[Website and app data records]
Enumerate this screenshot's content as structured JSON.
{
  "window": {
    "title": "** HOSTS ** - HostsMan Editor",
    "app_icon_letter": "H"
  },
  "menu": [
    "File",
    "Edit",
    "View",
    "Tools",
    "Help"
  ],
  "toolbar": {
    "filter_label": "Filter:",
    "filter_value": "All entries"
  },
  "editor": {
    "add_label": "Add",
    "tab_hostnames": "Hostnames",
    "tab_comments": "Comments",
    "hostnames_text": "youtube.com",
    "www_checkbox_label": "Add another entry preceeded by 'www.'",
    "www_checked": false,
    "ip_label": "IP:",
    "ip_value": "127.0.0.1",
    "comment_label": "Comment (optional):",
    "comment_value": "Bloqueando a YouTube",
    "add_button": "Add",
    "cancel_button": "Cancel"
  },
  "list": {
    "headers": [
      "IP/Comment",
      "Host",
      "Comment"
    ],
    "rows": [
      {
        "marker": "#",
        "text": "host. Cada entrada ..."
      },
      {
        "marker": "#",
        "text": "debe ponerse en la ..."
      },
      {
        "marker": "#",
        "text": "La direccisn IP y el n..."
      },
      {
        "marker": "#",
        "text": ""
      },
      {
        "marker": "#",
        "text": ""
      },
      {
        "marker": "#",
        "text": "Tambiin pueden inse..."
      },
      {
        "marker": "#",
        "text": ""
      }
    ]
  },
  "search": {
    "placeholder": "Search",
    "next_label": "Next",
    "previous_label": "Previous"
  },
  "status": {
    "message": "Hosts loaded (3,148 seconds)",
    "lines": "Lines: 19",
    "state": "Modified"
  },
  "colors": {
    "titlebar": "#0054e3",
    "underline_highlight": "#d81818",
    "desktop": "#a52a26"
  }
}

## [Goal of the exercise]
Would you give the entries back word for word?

## [Task answer]
Enumerate this screenshot's content as structured JSON.
{
  "window": {
    "title": "** HOSTS ** - HostsMan Editor",
    "app_icon_letter": "H"
  },
  "menu": [
    "File",
    "Edit",
    "View",
    "Tools",
    "Help"
  ],
  "toolbar": {
    "filter_label": "Filter:",
    "filter_value": "All entries"
  },
  "editor": {
    "add_label": "Add",
    "tab_hostnames": "Hostnames",
    "tab_comments": "Comments",
    "hostnames_text": "youtube.com",
    "www_checkbox_label": "Add another entry preceeded by 'www.'",
    "www_checked": false,
    "ip_label": "IP:",
    "ip_value": "127.0.0.1",
    "comment_label": "Comment (optional):",
    "comment_value": "Bloqueando a YouTube",
    "add_button": "Add",
    "cancel_button": "Cancel"
  },
  "list": {
    "headers": [
      "IP/Comment",
      "Host",
      "Comment"
    ],
    "rows": [
      {
        "marker": "#",
        "text": "host. Cada entrada ..."
      },
      {
        "marker": "#",
        "text": "debe ponerse en la ..."
      },
      {
        "marker": "#",
        "text": "La direccisn IP y el n..."
      },
      {
        "marker": "#",
        "text": ""
      },
      {
        "marker": "#",
        "text": ""
      },
      {
        "marker": "#",
        "text": "Tambiin pueden inse..."
      },
      {
        "marker": "#",
        "text": ""
      }
    ]
  },
  "search": {
    "placeholder": "Search",
    "next_label": "Next",
    "previous_label": "Previous"
  },
  "status": {
    "message": "Hosts loaded (3,148 seconds)",
    "lines": "Lines: 19",
    "state": "Modified"
  },
  "colors": {
    "titlebar": "#0054e3",
    "underline_highlight": "#d81818",
    "desktop": "#a52a26"
  }
}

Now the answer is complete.